Exercise brief: Could you print every record below exactly as written?

Data for this task:
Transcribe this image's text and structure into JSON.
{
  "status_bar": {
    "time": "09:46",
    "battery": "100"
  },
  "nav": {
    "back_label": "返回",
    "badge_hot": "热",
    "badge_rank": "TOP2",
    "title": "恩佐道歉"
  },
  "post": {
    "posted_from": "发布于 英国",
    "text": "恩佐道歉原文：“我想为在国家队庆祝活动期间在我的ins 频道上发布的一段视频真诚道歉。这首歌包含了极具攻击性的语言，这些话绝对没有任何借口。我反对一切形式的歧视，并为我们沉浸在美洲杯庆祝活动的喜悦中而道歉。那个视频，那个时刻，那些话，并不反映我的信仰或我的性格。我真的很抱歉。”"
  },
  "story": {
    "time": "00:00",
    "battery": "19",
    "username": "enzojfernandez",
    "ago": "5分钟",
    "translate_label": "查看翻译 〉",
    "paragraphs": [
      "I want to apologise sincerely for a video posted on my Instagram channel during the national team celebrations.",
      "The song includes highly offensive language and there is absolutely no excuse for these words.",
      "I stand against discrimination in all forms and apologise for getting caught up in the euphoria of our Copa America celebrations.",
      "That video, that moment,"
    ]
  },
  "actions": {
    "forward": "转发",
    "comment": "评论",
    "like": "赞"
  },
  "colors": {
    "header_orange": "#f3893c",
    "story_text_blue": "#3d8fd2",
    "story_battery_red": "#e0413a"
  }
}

Answer for this exercise:
Transcribe this image's text and structure into JSON.
{
  "status_bar": {
    "time": "09:46",
    "battery": "100"
  },
  "nav": {
    "back_label": "返回",
    "badge_hot": "热",
    "badge_rank": "TOP2",
    "title": "恩佐道歉"
  },
  "post": {
    "posted_from": "发布于 英国",
    "text": "恩佐道歉原文：“我想为在国家队庆祝活动期间在我的ins 频道上发布的一段视频真诚道歉。这首歌包含了极具攻击性的语言，这些话绝对没有任何借口。我反对一切形式的歧视，并为我们沉浸在美洲杯庆祝活动的喜悦中而道歉。那个视频，那个时刻，那些话，并不反映我的信仰或我的性格。我真的很抱歉。”"
  },
  "story": {
    "time": "00:00",
    "battery": "19",
    "username": "enzojfernandez",
    "ago": "5分钟",
    "translate_label": "查看翻译 〉",
    "paragraphs": [
      "I want to apologise sincerely for a video posted on my Instagram channel during the national team celebrations.",
      "The song includes highly offensive language and there is absolutely no excuse for these words.",
      "I stand against discrimination in all forms and apologise for getting caught up in the euphoria of our Copa America celebrations.",
      "That video, that moment,"
    ]
  },
  "actions": {
    "forward": "转发",
    "comment": "评论",
    "like": "赞"
  },
  "colors": {
    "header_orange": "#f3893c",
    "story_text_blue": "#3d8fd2",
    "story_battery_red": "#e0413a"
  }
}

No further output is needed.